Bornstein is known for his large public works, including Tree of Knowledge, a 15-foot high aluminium construction for the Saskatchewan Teacher's Federation.  His commissions include Structurist  ReliefA type of sculpture in which forms projects from a background. There are three degrees or types of relief: high, low, and sunken. In high relief, the forms stand far out from the background. In low relief (best known as bas-relief), they are shallow. In sunken relief, also called hollow or intaglio; the backgrounds are not cut back and the points in highest relief are level with the original surface of the material being carved. (Artlex.com)  in Fifteen Parts, an  abstractImagery which departs from representational accuracy, to a variable range of possible degrees. Abstract artists select and then exaggerate or simplify the forms suggested by the world around them.  (Artlex.com)  construction for the Winnipeg Airport; a four-part vertical construction for Regina's Wascana Centre AuthorityHexaplane Structurist  ReliefA type of sculpture in which forms projects from a background. There are three degrees or types of relief: high, low, and sunken. In high relief, the forms stand far out from the background. In low relief (best known as bas-relief), they are shallow. In sunken relief, also called hollow or intaglio; the backgrounds are not cut back and the points in highest relief are level with the original surface of the material being carved. (Artlex.com)  No. 3 for the Canadian Light Source building at the University of SaskatchewanHexaplane Structurist Construction No. 1 for Jacobs University Bremen, Germany;  and Hexaplane Structurist Construction No. 2 for the University of Manitoba, Winnipeg.

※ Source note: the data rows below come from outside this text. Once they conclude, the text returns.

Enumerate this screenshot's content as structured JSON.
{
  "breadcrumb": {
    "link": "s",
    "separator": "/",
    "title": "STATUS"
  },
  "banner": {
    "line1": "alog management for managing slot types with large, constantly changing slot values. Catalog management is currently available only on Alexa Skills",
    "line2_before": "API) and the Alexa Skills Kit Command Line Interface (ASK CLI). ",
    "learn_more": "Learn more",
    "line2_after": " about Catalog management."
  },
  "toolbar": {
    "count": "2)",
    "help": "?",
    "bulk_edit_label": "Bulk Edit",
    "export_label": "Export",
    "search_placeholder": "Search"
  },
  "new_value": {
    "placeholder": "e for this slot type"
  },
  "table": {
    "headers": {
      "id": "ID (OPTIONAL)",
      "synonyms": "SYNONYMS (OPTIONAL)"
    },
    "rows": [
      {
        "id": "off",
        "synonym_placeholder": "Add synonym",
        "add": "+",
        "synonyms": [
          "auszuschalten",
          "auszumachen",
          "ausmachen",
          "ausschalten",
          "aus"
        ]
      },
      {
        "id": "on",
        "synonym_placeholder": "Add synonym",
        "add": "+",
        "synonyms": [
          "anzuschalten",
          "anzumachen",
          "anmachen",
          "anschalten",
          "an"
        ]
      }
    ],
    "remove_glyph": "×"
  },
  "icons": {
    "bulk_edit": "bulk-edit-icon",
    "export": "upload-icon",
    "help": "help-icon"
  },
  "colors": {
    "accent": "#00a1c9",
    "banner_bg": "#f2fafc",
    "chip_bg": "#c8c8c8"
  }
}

Bornstein is held in high regard in the Saskatoon art community for his art-making, teaching and writing. In 1964 he had the first one-man exhibition at the newly-opened Mendel Art Gallery. He is represented in numerous public and private collections.  They include the National Gallery of Canada, the Walker Art Center, Minneapolis, the Milwaukee Art Center, and the Canadian Centre for Architecture in Montreal, Quebec.  In 2007, an exhibit of 25 of Bornstein's works was presented by the Forum Gallery in New York.  His work has been shown in solo and group shows in Canada, the United States and Europe.

In 1960, Bornstein founded the international art journal The Structurist that is distributed in over 35 countries.  The Structurist deals with light, colour, space, transparency and structure in art and architecture and their relation to literature, music, science, technology and the environment.


Canadian Heritage University of Regina Mackenzie Art Gallery Mendel Art Gallery Sask Learning